* Aim of the exercise
In the data that follows, every line containing the word "JSON" should be returned.
======
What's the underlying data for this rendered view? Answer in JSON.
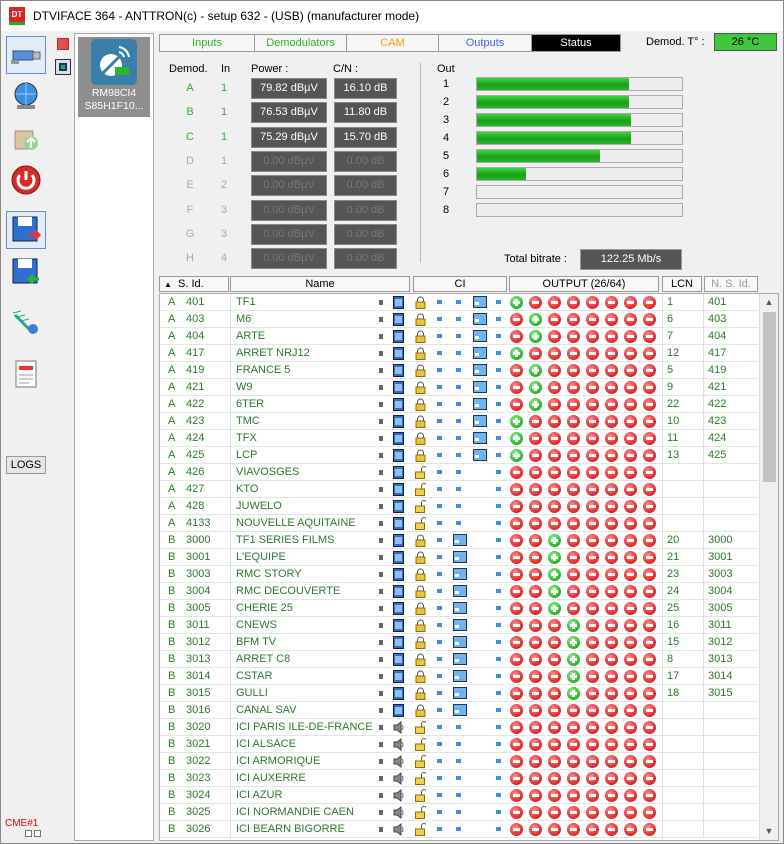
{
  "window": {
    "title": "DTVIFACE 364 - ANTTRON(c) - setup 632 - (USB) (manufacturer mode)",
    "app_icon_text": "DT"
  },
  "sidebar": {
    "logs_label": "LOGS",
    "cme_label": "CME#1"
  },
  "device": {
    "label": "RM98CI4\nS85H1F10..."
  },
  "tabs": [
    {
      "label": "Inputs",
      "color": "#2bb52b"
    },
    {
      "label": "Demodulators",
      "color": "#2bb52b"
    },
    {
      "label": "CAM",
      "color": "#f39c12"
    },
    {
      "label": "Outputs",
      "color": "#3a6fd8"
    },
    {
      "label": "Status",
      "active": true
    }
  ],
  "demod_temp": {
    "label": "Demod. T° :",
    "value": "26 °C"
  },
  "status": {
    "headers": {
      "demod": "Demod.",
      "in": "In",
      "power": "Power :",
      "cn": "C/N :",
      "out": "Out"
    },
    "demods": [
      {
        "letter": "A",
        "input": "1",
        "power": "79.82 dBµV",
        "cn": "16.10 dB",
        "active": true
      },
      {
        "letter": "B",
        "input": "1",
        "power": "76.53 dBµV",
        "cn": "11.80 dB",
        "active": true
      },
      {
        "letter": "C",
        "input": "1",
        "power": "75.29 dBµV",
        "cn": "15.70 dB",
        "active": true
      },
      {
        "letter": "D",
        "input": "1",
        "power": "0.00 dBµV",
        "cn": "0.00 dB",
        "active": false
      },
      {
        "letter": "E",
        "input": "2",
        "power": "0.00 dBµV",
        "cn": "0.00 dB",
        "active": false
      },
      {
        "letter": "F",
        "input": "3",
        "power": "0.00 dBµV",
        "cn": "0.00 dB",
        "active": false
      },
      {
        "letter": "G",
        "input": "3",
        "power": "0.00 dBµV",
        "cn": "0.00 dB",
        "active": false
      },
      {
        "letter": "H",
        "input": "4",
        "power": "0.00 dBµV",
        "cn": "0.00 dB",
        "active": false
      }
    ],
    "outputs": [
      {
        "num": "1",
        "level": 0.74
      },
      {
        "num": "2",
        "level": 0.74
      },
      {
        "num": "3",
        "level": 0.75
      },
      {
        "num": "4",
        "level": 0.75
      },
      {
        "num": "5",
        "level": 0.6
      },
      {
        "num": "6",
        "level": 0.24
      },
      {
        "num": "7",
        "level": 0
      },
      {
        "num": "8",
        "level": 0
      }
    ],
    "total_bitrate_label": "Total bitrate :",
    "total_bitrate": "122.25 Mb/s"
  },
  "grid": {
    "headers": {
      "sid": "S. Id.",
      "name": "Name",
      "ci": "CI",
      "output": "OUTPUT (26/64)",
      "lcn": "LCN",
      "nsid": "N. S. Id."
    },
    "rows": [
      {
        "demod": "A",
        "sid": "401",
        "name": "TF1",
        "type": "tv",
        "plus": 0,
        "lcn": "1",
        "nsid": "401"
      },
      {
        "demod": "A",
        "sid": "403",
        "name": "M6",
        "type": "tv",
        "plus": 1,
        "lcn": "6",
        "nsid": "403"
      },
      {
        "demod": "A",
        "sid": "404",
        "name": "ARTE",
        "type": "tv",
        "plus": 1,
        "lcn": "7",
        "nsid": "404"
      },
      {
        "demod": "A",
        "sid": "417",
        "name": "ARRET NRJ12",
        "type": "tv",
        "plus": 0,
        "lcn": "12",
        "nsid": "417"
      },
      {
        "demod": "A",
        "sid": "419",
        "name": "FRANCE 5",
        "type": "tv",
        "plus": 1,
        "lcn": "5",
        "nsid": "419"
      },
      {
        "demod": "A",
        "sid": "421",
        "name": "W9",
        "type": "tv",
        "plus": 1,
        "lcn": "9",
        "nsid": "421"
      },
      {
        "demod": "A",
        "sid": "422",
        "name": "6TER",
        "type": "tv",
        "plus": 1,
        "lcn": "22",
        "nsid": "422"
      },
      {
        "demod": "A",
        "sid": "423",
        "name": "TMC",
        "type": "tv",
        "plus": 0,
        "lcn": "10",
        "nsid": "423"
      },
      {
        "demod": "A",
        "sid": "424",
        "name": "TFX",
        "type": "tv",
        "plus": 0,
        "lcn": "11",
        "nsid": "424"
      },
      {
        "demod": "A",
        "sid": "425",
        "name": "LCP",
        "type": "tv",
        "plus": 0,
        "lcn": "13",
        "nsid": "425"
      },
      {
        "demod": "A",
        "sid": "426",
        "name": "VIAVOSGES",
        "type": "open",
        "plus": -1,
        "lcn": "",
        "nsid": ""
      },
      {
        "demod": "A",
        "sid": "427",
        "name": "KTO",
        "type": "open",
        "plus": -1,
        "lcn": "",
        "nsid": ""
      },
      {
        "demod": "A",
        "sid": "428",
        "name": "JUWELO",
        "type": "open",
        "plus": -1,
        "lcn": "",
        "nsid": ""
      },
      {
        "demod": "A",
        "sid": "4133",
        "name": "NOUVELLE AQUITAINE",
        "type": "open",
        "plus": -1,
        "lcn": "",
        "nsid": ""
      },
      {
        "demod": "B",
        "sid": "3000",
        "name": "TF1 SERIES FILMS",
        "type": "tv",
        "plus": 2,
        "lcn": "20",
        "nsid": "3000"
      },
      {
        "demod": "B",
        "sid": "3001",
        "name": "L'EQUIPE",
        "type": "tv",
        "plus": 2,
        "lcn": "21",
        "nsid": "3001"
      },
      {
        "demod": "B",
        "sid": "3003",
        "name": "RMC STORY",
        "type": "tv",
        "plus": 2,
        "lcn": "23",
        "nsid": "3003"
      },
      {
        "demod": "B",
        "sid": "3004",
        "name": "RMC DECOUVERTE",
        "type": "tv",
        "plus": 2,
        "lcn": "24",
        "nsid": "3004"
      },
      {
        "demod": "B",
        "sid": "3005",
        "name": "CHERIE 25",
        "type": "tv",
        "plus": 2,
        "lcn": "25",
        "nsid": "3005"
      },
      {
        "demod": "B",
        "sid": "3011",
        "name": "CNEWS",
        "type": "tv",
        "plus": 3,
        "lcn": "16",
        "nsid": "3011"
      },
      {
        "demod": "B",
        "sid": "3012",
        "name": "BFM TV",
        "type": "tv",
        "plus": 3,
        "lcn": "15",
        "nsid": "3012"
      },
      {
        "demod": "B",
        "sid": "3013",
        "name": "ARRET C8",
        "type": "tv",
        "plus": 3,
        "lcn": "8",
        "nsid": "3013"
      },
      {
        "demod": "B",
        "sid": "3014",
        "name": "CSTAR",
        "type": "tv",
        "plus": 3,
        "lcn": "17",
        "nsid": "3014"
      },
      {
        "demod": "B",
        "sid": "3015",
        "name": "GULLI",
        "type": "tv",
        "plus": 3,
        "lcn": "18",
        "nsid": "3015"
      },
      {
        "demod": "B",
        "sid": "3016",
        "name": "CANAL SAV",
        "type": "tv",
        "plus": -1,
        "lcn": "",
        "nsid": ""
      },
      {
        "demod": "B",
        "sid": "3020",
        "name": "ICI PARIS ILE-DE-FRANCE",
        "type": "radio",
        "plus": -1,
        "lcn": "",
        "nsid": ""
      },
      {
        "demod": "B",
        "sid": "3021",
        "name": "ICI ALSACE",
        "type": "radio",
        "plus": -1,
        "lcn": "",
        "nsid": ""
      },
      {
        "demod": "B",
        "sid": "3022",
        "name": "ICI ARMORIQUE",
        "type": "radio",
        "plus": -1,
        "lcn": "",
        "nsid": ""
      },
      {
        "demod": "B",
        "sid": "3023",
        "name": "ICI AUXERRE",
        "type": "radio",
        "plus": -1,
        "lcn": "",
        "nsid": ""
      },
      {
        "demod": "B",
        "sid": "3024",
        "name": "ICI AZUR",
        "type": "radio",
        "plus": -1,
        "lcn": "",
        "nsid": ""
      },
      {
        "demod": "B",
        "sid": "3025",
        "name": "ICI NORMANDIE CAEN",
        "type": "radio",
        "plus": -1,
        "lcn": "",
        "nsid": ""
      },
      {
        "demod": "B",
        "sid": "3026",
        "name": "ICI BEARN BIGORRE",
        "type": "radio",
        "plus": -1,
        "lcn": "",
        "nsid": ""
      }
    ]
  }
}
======
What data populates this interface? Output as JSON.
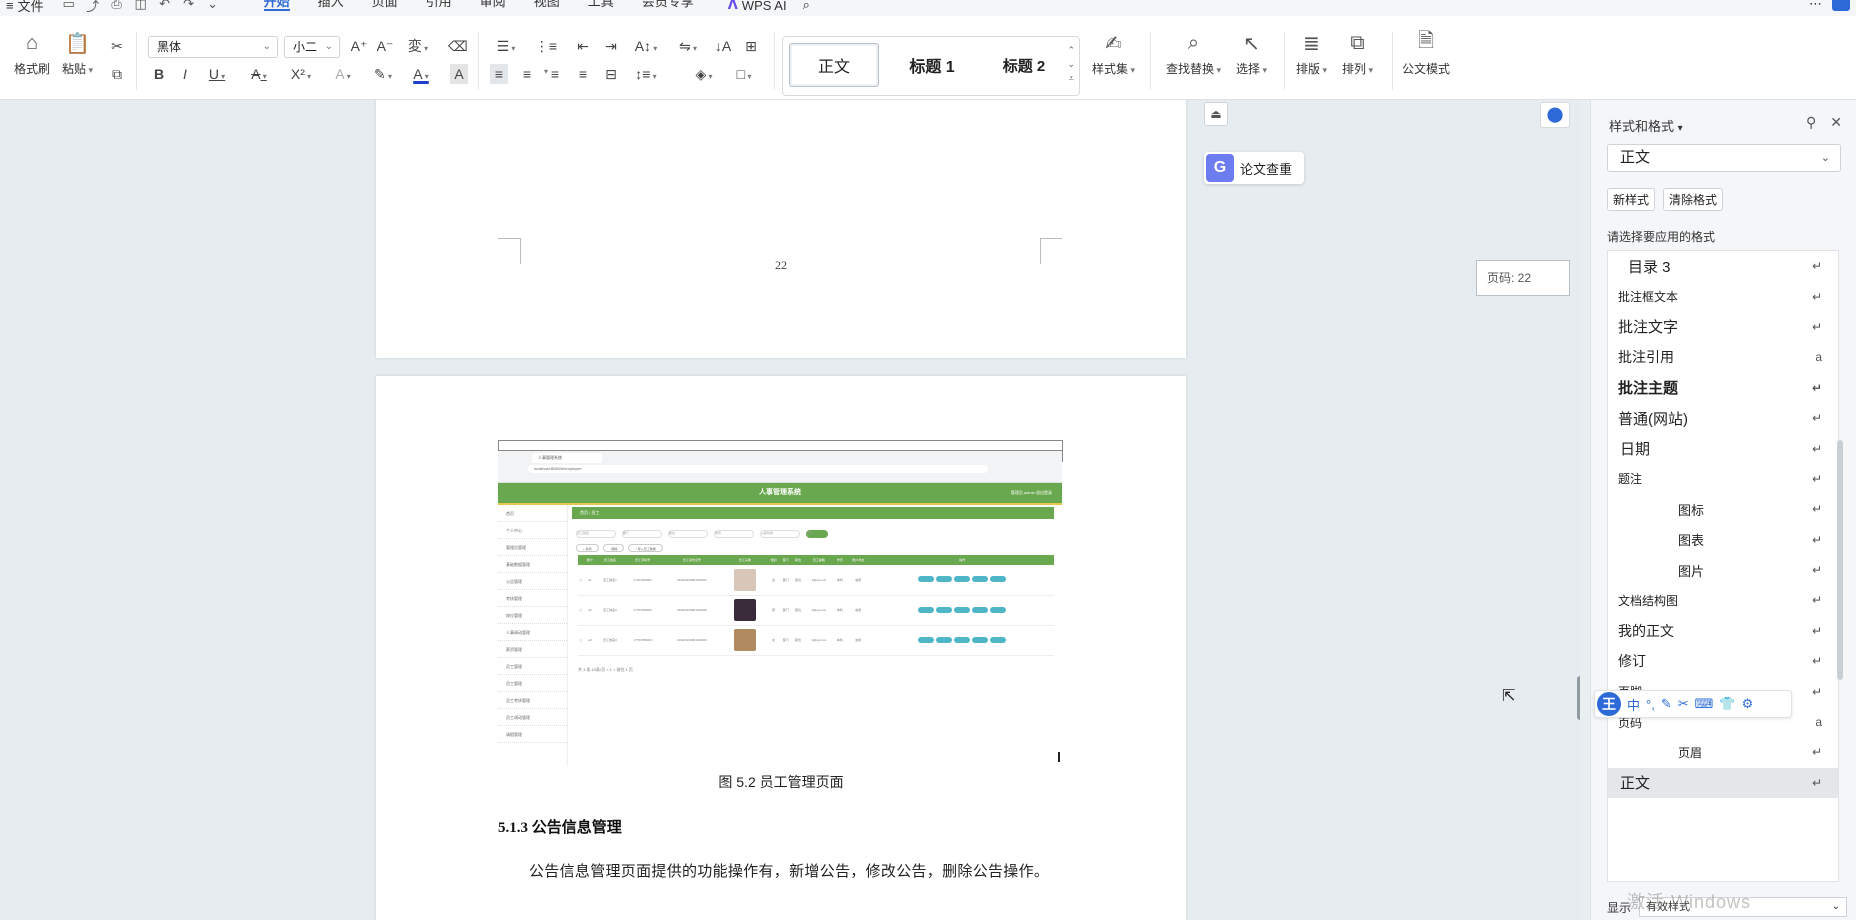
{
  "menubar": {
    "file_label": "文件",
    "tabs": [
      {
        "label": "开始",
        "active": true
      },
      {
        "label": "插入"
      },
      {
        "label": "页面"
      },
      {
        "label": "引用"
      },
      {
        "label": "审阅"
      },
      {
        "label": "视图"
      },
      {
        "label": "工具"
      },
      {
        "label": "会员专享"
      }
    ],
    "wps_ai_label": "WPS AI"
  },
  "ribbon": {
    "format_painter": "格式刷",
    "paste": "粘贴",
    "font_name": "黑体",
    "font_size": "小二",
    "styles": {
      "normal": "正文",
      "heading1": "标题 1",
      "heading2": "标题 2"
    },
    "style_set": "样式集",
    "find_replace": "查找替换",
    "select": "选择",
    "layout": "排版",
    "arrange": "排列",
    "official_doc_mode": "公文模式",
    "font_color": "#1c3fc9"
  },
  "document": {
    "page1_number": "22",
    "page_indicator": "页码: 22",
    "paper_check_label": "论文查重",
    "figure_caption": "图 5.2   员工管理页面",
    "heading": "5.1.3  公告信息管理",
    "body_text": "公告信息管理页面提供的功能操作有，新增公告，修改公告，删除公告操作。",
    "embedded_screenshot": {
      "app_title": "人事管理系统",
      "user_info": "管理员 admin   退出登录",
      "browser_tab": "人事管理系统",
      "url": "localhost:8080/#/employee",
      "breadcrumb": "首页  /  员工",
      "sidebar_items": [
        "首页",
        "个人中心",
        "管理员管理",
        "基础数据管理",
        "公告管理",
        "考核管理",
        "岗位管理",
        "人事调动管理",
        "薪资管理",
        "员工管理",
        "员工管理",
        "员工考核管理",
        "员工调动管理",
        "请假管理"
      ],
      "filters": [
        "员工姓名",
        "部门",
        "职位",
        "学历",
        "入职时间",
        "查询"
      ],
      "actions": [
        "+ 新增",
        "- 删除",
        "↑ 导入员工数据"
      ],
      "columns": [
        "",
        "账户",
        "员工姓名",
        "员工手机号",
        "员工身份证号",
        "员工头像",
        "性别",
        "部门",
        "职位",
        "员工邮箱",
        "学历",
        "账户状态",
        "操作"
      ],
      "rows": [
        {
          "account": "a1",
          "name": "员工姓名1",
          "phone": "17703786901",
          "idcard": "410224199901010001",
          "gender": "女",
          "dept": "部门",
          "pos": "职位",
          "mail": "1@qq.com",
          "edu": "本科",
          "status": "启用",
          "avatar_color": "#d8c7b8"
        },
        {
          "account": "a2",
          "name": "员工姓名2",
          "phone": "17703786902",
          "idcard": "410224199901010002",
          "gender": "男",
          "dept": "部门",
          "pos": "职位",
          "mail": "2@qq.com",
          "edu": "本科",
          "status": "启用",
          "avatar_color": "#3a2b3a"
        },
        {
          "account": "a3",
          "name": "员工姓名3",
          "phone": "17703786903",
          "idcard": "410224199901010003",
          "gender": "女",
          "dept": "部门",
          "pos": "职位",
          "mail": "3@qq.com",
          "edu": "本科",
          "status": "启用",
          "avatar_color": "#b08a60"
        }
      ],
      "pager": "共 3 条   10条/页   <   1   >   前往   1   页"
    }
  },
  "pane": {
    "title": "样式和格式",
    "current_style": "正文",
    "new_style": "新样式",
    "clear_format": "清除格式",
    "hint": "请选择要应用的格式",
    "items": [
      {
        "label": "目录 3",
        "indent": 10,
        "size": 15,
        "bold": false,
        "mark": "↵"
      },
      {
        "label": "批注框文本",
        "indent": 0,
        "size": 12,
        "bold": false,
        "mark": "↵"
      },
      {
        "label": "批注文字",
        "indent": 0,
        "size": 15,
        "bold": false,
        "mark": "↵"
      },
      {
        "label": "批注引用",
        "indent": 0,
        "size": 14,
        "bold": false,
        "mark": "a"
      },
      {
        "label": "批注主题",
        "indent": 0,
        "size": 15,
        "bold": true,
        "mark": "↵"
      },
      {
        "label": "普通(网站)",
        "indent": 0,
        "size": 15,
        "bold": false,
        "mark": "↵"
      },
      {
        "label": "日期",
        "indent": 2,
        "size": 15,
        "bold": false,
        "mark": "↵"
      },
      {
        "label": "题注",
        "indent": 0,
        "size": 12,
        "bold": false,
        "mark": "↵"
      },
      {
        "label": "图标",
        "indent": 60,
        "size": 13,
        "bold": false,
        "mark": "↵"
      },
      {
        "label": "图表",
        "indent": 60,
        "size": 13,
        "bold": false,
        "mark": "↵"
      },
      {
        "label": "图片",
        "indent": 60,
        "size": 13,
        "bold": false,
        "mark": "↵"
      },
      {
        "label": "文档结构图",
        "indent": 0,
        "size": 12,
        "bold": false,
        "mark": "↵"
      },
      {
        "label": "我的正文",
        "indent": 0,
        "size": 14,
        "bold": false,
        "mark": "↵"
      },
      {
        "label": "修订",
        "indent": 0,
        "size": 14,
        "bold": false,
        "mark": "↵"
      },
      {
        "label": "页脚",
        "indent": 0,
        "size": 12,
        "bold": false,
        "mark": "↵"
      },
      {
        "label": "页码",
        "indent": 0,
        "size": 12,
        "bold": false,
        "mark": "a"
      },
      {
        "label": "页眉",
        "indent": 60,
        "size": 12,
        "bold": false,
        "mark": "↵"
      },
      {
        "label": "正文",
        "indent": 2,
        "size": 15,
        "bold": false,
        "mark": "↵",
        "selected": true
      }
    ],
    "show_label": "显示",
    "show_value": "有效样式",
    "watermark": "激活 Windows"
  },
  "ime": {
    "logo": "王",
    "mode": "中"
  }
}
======
* Reply to the exercise
What's the underlying data for this rendered view? Answer in JSON.
What data populates this interface? Output as JSON.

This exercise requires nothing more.